Creating a security awareness and training program
"The solution is training and education, and it does work," Spitzner says. He points to one organization that worked with SANS Institute. It managed to decrease its number of infected computers so dramatically that it was able to shift one employee from handling infected machines to working on something else.
But it's not as simple as deciding to do it, he notes. Most security awareness programs inside organizations accomplish little, he says. But the reason is that they weren't actually designed to be effective.
Start with a security awareness steering committee
To begin, he says, you should first establish a security training steering committee. The steering committee should be composed of five to 10 volunteers from a mix of departments and roles that can help to plan, execute and maintain the program. Spitzner recommends including people from audit and legal in the steering committee. He notes that the members of the committee should not only be guides, but ambassadors for the program that help get the members of their organisations on board.
Answer the 'who,' 'what' and 'how'
Once established, the steering committee needs to create a plan that answers three questions: who, what and how. 'Who' is first. Spitzner says one of the most common mistakes he sees is companies that attempt to create a monolithic security awareness and training program.
"A lot of awareness programs are simply ad hoc," he says. "A proper plan identifies who you are targeting and the scope."
In many cases, different targets-general employees/contractors, IT staff, help desk, senior management-will require different training programs.
"You need to teach absolutely everyone in your organisation that touches any data," Spitzner says.
Once the targets are identified, the steering committee needs to determine what each target needs to learn.
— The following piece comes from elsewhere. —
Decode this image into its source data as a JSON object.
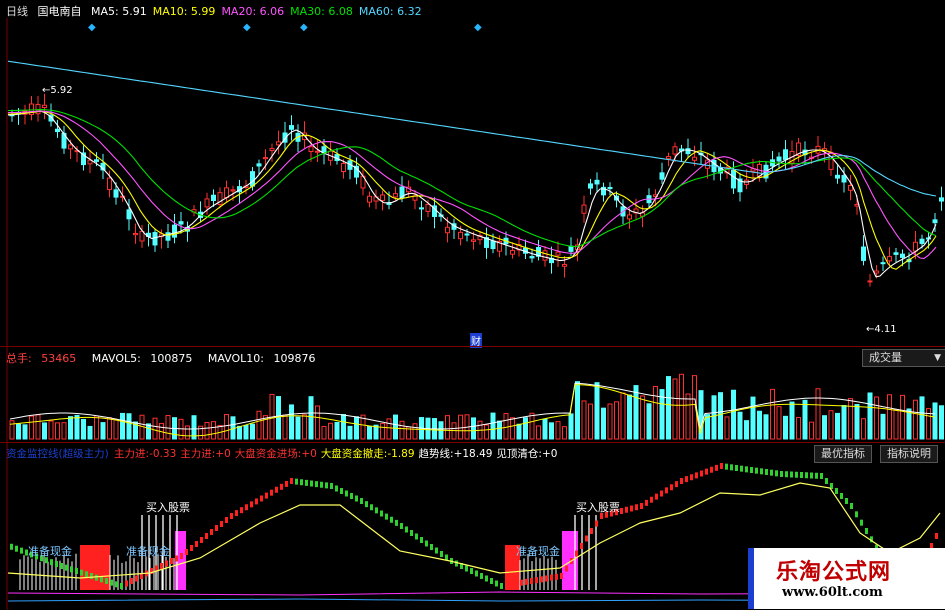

Spitzner recommends that instead of trying to teach a little bit of everything, the training program should focus on a few topics that will have a big impact. Each organization's needs and risks will be different, so a risk assessment on each topic would be helpful. Common topics include: passwords, social engineering, compliance, email and instant messaging, browsing and browsers, social networking, mobile device security, data protection and data destruction.
The steering committee then needs to determine how it will engage employees.
"How are you going to communicate this? You have to think of awareness as a product," Spitzner says. "You have to think of engagement. Don't focus on the benefits to the organization. Focus on the benefits to the employees. In most cases, this education benefits employees both in their personal life and in the organization. If you focus on the benefits people get in their personal life, you get tremendous engagement, tremendous benefit."
Take a modular approach
Spitzner also recommends avoiding monolithic, hours-long training. Instead, he says, take a modular approach to topics. The modules could be as short as three to five minutes. Primary training should consist of a mix of short videos and onsite training, with newsletters and even sanctioned phishing assessments for reinforcement. Facebook feeds, twitter feeds, posters and flyers can also play a role. It's important that employees receive primary training once a year and then reinforcement through continuous touching throughout the year, Spitzner says.
Finally, the program requires metrics that measure employee engagement with the program and how their behavior changes as a result. The program should be reevaluated and updated at least once a year based on the metrics.